Friday, May 29, 2009


Overnight I've been thinking about Google's new Wave dealy.

I can see a Wave server being woven into a Sakai deployment to facilitate ad hoc and classroom projects, with the Wave robots tracking participation and in simple cases grading. Cross institution wave components can federate.

Wave client thingy is written in GWT, stitched together with Guice and GIN.

My first concern is for the amount of bandwidth this can soak up. Each keystroke - yes - is a callback up to the server. gulp. I haven't plowed through the protocol but I think it's XMPP ( Jabber spawn ) with extensions.

Since I'm between projects... hmm... sniff. hell I better do public write up of the last one!

Other quick hits:
Project management - Lombardi's Blueprint is a very impressive hunk of engineering. Their GWT implementation is beautiful. Might be of a low-ritual scale Sakai implementors could find useful.

Instant slideshows - Animoto. Upload your still images and a clicktrack (ok they said music) and it will auto keyframe a set of configurable transitions based on the clicktrack. nice stuff.

Thursday, May 28, 2009

Google I/O notes

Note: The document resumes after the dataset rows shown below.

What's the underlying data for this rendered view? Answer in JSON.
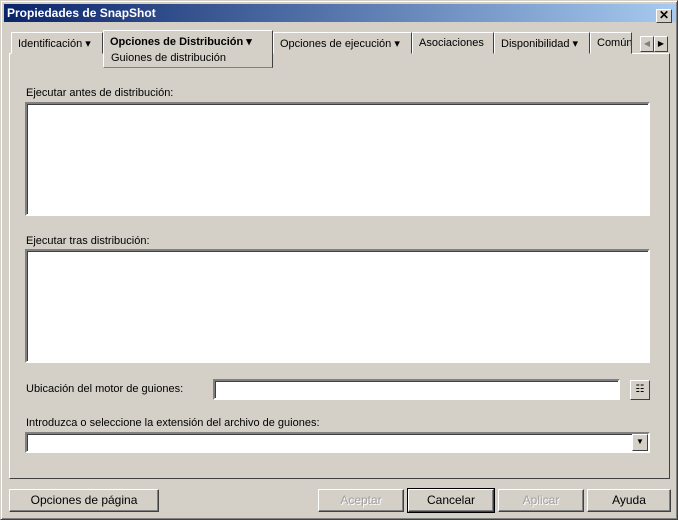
{
  "window": {
    "title": "Propiedades de SnapShot",
    "close": "✕"
  },
  "tabs": [
    {
      "label": "Identificación ▾"
    },
    {
      "label": "Opciones de Distribución ▾"
    },
    {
      "label": "Opciones de ejecución ▾"
    },
    {
      "label": "Asociaciones"
    },
    {
      "label": "Disponibilidad ▾"
    },
    {
      "label": "Común"
    }
  ],
  "subtab": "Guiones de distribución",
  "form": {
    "before_label": "Ejecutar antes de distribución:",
    "after_label": "Ejecutar tras distribución:",
    "engine_label": "Ubicación del motor de guiones:",
    "engine_value": "",
    "ext_label": "Introduzca o seleccione la extensión del archivo de guiones:",
    "ext_value": ""
  },
  "buttons": {
    "page_options": "Opciones de página",
    "ok": "Aceptar",
    "cancel": "Cancelar",
    "apply": "Aplicar",
    "help": "Ayuda"
  }
}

I am attending the Google I/O conference, and these are short notes. typed on my nokia with my thumbs - sorry for the typos!

the conference threads I am attending are the GWT, the Java app engine, and the generic 'tech talks.'

GWT 2 looks good. they have addressed the problems inherent in their stnd-aalone client by creating a set of browser plugins. This was in no small part due to developers missing the great firefox tools.

their initial presentation on the Java app engine wasn't very compelling; a lot of review.

a later talk from the Lombardi team was interesting. to achieve ambitious graph rendering the resorted to all soerts of mad hacks, including inline html. another totally cool technique was to execute 'client' layout code backk on the server ... if timing metrics in the browser showed that the server was more responsive.

in all GWT talks the use of for:each loops was strongly discouraged as a wway to create many spurious objects.
code spliting is cool. i like how it forces dvlprs to consider failure conditions. entry level / weak developers always ignore or handwave failure, and many UI folks ignore the issues completely. ( ymmv I hope ) TURN OFF unused platform targets in dev for faster builds. watch out for broad class use in the RPC code via polymorpphism. Hmm there is a flag to log the steps of code optimization. cool. the useful tool is 'Story of Your Compile' SOYC.

javascript code splitting is an olld trick, but always a headache to maintain or torque in an emergency. Letting GWT worry about a lot of it sounds like a good idea. the idea is to get running code on the browser ASAP. here you will wrap in some GWT async blocks around deferrable functionality.

yes there really was an android phone for everyone.

Google Wave. cool. it'll be interesting to read the newly released white papers.

datastore. goal - simplify dev and mngt of apps. 'scale always matters'ok there are remote keys. multi values look too easy. frames! soft schema: only in the app layer. JDO /JDA defines this soft schema using JDO / JDA supports migration to and from. what? one to ten transactions a second?only one slot update in a transaction? whoa. p eht presenter focuses a lot on this not being a RDBMS.

single col keys migration easy
composit keys map to ancestor chaiin
mapping table to mv props
but hard to do bidirectional adds up to heroics
porting transactions involves more heroics in the form of, say, explicit compensateing transactions.

no joins.denorm or multi queries.

ezr to migrate out.